Session 2: Monday October 26,2020
Attendees: 4 adult participants
Alongside the sensory friendly introduction to DnD for children, I am running a pilot scheme for an adult group. Again, we are using the Stranger Things themed starter set. Like the children’s session, this is a series of 4 games played weekly for 90 minutes. The adult players all created their own characters. One of them had played the game before but the other 3 were playing for the first time.
The opening of the quest gave the players an opportunity to test their improvisation skills. Our human rogue, Scumbag, and our wizard, Sugarstorm, both have animal familiars. So, to provide a nice symmetry to the party, Portensia, a changeling, is acting as an animal companion to the remaining player, Zeph.
In her chosen form of a crow, Portensia and Sugarstorm had a heated debate about the nature of the team. Sugarstorm volunteered to lead the party while the changeling argued for a non-hierarchical collective. Sugarstorm used her psychic powers to penetrate her teammates mind but was horrified by what she saw and yielded to the majority.
The tone of every DnD game is unique. It stems from the personalities of the players. This particular game is shaping up to be fun. There are strong stubborn players, cunning streetwise players, and strategists. On top of that, there is a strong humorous vein permeating the game so far.
In this period of physical and social isolation, it was refreshing and exhilarating to be in the company of like-minded adults. With no distractions and the tyranny of the outside world left behind, the freedom to express ourselves and to laugh, argue and play together was a rare treat. The mood in the virtual room felt light, airy, and communal. Welcoming others into our world is something that we may have taken for granted pre-covid. Now it feels necessary. These games are welcoming, inviting, and vital.
After launching both the children’s and adult’s games successfully, it feels important that this avenue of community remains open in the future. There has been much debate about what constitutes an essential or critical service lately, and in a post-covid world, this feels important in reestablishing human connections after an extended period of isolation.
The next junior session is now full.

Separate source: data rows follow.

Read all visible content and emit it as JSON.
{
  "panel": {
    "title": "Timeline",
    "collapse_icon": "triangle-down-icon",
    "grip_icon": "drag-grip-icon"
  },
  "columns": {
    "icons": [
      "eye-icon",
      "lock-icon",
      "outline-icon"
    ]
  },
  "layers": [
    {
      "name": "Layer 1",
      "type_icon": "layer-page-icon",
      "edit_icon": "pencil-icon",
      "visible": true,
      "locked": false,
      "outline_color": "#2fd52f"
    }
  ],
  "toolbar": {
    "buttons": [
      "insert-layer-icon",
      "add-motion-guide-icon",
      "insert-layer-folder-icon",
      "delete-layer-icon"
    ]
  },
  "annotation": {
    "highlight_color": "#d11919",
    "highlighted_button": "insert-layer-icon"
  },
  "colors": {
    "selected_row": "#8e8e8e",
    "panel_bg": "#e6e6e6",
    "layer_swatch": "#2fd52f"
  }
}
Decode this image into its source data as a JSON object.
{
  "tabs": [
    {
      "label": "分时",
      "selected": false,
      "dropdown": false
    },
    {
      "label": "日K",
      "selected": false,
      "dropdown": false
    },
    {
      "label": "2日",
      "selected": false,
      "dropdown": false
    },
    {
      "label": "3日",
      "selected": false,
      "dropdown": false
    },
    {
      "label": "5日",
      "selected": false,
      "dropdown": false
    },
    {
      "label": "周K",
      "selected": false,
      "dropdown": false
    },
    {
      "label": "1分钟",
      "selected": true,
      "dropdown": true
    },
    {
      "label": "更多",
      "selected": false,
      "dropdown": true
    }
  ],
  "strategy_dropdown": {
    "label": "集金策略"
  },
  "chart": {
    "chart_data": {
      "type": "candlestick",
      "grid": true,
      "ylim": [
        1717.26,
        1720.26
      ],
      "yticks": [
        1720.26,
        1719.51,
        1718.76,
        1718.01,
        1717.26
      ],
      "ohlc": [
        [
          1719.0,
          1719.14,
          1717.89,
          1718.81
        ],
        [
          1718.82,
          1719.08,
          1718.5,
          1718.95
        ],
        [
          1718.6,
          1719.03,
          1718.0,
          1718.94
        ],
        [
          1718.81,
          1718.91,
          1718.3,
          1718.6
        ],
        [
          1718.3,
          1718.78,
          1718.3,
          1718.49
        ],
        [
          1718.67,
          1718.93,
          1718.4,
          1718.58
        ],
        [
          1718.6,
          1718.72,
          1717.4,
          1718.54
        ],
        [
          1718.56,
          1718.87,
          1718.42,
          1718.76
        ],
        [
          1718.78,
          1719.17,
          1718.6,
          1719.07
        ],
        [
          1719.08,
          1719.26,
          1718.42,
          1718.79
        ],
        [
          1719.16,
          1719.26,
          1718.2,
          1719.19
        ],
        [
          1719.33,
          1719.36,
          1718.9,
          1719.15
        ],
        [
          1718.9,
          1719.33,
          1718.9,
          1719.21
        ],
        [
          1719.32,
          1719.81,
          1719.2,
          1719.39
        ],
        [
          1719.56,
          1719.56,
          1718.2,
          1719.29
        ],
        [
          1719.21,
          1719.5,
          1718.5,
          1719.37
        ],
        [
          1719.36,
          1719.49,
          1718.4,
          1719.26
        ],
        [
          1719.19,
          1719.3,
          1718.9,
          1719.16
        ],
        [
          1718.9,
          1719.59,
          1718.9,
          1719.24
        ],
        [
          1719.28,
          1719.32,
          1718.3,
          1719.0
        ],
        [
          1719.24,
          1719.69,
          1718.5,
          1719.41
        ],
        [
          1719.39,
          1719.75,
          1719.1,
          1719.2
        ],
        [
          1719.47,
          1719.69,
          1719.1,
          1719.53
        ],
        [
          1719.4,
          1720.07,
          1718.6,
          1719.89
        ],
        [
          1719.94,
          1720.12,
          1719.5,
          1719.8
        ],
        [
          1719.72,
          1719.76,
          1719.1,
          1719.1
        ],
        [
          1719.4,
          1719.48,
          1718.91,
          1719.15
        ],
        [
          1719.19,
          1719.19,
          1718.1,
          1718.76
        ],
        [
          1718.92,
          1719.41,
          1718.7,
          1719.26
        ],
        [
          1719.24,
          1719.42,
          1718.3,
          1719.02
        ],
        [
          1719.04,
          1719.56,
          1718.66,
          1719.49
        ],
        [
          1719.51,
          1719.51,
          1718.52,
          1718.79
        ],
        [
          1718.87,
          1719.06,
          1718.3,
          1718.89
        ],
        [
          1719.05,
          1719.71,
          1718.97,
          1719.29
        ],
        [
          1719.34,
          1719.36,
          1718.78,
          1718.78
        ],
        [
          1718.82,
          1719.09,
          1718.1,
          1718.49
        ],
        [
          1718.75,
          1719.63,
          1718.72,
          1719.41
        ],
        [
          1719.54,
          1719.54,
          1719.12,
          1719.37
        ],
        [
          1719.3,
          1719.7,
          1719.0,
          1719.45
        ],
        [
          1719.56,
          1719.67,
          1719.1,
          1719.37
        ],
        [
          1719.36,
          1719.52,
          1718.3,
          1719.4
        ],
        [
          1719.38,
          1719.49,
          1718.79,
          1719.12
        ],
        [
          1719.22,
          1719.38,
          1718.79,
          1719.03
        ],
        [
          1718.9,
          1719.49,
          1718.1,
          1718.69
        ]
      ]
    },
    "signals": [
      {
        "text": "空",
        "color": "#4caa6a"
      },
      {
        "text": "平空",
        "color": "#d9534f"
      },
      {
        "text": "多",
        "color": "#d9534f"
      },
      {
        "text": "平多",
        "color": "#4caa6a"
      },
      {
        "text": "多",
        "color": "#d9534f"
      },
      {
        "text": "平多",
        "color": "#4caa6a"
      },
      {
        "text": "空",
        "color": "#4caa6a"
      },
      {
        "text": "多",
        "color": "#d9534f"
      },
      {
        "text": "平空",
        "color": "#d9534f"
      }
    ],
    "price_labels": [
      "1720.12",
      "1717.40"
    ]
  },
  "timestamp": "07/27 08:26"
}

Free tickets for the next adult DnD session are available through the following link: https://www.eventbrite.ie/e/introduction-to-dungeons-and-dragons-for-adults-tickets-127124024379?aff=erelpanelorg